(a) Number. Each party shall be allowed the following number of peremptory challenges:
(1) Felonies Punishable by Death or Imprisonment for Life. Ten, if the offense charged is punishable by death or imprisonment for life.
(2) All Other Felonies. Six, if the offense charged is a felony not punishable by death or imprisonment for life.
(3) Misdemeanors. Three, if the offense charged is a misdemeanor.
(b) Codefendants. If 2 or more defendants are jointly tried, each defendant shall be allowed the number of peremptory challenges specified above, and in such case the state shall be allowed as many challenges as are allowed to all of the defendants.
(c) Multiple Counts and Multiple Charging Documents. If an indictment or information contains 2 or more counts or if 2 or more indictments or informations are consolidated for trial, the defendant shall be allowed the number of peremptory challenges that would be permissible in a single case, but in the interest of justice the judge may use judicial discretion in extenuating circumstances to grant additional challenges to the accumulated maximum based on the number of charges or cases included when it appears that there is a possibility that the state or the defendant may be prejudiced. The state and the defendant shall be allowed an equal number of challenges.

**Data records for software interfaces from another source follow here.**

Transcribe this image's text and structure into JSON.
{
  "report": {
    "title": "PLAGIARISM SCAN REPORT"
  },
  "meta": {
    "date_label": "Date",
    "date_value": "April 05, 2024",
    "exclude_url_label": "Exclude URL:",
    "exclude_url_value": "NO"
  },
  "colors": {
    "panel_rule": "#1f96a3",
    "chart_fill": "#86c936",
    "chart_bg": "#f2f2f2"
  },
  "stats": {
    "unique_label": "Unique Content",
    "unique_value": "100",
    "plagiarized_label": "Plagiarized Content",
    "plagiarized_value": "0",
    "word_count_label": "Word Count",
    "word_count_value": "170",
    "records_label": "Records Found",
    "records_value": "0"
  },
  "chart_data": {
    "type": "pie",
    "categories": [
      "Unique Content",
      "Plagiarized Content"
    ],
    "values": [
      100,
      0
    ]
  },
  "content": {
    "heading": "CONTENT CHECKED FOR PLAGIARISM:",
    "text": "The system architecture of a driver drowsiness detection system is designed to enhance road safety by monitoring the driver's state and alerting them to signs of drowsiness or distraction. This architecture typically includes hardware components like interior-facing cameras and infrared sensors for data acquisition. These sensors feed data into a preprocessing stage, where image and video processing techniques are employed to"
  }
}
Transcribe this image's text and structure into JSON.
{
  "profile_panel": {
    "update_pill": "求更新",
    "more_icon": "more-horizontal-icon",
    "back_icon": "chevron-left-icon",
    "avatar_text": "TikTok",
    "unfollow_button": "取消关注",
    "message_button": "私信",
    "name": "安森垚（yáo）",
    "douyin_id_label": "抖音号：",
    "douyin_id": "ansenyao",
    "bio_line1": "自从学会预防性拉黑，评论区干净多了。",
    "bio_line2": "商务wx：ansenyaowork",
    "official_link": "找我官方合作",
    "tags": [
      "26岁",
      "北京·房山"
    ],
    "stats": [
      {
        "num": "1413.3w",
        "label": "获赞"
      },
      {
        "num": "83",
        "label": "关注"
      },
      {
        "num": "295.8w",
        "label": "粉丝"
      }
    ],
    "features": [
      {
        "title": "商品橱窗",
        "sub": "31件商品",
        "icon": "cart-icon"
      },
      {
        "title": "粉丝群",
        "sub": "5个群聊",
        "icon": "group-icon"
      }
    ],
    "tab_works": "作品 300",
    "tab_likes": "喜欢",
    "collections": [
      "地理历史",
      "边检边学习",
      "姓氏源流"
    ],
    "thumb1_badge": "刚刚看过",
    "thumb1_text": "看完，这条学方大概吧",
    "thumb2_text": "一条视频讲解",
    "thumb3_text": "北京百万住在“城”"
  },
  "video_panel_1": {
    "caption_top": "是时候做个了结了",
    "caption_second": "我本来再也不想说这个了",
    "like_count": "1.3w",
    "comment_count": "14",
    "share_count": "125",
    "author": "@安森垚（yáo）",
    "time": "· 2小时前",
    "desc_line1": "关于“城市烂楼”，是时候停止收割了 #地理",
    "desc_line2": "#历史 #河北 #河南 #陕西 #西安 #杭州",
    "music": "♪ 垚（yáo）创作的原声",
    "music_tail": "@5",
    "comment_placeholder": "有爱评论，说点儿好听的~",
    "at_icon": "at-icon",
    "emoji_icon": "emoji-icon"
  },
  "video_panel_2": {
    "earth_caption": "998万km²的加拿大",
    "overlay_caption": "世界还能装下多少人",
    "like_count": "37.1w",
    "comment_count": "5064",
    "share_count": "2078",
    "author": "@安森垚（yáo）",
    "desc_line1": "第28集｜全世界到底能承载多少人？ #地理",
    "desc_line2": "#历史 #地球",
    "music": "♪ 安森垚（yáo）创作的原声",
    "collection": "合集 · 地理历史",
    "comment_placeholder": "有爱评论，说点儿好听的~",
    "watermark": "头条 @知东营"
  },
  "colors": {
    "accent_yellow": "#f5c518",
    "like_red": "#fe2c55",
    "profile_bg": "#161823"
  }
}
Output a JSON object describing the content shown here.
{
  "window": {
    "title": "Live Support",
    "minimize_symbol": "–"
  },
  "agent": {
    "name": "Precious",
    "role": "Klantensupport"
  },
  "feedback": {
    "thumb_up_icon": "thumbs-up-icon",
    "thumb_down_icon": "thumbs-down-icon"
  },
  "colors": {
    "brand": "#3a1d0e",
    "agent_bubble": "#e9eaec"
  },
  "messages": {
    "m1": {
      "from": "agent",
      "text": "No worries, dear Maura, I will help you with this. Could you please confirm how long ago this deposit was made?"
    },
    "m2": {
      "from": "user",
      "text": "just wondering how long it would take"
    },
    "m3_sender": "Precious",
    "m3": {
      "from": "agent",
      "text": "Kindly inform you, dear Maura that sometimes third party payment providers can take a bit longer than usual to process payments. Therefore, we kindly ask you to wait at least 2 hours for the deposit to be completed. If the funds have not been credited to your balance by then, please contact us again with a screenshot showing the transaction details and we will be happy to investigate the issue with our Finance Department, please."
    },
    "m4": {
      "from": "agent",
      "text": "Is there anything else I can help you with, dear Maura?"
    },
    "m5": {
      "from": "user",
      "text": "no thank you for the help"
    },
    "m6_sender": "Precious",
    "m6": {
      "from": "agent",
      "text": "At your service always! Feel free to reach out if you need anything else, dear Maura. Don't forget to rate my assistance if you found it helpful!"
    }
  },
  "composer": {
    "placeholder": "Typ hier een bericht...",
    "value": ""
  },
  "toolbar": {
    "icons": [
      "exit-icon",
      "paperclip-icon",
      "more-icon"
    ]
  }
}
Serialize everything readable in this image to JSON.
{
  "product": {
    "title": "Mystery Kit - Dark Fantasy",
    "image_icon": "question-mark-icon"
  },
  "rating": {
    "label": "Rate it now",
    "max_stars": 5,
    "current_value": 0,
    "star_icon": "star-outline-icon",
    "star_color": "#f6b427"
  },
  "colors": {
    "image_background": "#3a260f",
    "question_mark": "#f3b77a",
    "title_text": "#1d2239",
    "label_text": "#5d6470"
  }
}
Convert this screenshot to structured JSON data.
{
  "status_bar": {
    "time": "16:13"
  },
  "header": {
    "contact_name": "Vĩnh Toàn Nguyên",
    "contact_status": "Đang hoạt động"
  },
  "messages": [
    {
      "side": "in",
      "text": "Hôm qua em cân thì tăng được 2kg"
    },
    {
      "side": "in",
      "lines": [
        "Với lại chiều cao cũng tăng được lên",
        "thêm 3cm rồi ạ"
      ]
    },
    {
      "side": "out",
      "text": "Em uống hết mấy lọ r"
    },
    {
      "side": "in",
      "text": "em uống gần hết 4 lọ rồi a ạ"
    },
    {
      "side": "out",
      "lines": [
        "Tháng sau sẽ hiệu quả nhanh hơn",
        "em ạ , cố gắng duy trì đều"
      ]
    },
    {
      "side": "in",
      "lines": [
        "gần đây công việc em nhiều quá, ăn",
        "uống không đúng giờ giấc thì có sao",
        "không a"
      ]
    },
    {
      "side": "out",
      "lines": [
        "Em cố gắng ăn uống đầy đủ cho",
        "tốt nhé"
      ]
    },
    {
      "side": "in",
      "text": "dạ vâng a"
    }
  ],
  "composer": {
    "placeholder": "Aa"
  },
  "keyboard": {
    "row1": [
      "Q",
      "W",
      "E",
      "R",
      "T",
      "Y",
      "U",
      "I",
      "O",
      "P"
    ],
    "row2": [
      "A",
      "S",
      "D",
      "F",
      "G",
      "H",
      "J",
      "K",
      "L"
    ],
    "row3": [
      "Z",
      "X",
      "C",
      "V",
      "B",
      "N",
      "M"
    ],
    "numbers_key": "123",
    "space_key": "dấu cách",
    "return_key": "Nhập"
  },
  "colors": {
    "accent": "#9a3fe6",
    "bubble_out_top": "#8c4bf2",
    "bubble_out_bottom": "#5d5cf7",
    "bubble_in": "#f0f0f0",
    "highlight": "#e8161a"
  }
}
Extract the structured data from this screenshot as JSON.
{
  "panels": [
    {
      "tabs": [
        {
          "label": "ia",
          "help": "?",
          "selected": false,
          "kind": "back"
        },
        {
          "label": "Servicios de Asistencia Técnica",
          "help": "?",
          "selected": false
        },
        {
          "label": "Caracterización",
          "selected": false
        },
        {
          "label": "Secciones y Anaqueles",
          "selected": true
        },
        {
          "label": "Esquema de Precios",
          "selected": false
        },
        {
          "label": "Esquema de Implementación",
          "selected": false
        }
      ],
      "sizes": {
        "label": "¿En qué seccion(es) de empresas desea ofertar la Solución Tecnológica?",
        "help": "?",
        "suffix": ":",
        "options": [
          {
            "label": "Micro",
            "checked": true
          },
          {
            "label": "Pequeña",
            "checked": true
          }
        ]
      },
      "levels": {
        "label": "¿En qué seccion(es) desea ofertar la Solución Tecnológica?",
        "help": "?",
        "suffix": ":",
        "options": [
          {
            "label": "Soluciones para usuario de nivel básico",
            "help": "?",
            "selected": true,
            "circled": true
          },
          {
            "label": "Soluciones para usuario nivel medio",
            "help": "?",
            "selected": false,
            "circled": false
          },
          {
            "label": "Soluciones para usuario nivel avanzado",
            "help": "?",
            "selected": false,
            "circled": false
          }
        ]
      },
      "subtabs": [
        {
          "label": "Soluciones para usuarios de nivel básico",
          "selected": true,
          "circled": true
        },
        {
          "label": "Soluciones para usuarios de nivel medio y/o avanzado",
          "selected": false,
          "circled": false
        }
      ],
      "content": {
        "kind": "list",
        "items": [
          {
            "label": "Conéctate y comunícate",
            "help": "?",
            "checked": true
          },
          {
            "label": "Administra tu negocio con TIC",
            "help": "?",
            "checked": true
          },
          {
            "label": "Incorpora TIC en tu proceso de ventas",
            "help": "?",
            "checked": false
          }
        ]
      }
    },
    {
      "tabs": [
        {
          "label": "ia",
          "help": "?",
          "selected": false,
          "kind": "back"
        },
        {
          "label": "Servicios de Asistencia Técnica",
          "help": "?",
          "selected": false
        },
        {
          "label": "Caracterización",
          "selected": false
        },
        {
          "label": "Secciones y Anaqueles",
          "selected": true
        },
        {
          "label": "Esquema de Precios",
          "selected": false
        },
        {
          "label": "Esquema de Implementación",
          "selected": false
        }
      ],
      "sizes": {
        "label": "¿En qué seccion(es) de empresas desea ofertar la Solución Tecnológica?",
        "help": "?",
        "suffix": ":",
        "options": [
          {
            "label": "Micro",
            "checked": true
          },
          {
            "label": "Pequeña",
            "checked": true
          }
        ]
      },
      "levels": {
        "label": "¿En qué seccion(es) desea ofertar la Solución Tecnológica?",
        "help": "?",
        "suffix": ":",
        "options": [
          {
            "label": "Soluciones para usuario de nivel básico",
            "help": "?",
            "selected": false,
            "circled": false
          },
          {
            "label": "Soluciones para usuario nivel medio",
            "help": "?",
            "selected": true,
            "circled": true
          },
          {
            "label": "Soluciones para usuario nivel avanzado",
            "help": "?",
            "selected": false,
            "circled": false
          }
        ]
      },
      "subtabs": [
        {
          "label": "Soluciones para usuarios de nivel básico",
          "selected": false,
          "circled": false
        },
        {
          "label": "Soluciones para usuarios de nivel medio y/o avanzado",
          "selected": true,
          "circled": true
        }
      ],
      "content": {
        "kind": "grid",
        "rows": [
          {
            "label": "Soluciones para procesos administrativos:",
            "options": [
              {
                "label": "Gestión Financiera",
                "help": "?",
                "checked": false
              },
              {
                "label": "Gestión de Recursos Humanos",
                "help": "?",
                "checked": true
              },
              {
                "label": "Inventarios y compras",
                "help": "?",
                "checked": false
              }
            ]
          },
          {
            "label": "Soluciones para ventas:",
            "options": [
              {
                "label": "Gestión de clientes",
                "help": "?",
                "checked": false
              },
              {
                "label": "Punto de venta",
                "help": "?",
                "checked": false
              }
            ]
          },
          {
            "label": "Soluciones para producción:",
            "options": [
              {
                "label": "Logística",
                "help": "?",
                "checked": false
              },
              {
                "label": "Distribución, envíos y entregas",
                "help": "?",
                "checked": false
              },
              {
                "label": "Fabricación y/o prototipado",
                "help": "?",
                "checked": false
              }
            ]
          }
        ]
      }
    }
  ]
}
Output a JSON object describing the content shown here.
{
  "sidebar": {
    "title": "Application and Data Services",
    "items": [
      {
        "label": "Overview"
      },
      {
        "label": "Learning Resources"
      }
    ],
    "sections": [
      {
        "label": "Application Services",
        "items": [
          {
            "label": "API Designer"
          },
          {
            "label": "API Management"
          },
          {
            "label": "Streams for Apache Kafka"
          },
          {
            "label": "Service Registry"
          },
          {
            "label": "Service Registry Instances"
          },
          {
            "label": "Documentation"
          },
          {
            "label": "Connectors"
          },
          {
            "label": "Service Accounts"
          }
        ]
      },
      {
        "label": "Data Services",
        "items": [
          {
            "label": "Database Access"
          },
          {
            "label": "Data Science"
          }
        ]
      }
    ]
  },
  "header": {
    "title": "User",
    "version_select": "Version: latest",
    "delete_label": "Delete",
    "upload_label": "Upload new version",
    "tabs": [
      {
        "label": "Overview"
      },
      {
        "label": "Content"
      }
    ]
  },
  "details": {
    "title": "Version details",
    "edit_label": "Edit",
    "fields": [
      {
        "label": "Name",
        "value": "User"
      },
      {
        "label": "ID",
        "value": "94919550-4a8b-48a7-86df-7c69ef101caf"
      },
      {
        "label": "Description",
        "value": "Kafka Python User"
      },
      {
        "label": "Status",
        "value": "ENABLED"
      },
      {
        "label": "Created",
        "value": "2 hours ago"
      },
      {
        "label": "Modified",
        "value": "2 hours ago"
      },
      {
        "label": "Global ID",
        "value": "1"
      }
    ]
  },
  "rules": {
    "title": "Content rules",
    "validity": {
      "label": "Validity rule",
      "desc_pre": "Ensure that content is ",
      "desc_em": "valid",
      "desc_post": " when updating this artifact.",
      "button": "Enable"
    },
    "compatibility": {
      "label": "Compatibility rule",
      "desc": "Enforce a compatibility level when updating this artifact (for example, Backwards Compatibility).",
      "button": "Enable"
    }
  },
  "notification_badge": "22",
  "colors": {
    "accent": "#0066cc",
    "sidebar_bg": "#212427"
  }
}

(d) Alternate Jurors. If 1 or 2 alternate jurors are called, each party is entitled to 1 peremptory challenge, in addition to those otherwise allowed by law, for each alternate juror so called. The additional peremptory challenge may be used only against the alternate juror and the other peremptory challenges allowed by law shall not be used against the alternate juror.
(e) Additional Challenges. The trial judge may exercise discretion to allow additional peremptory challenges when appropriate.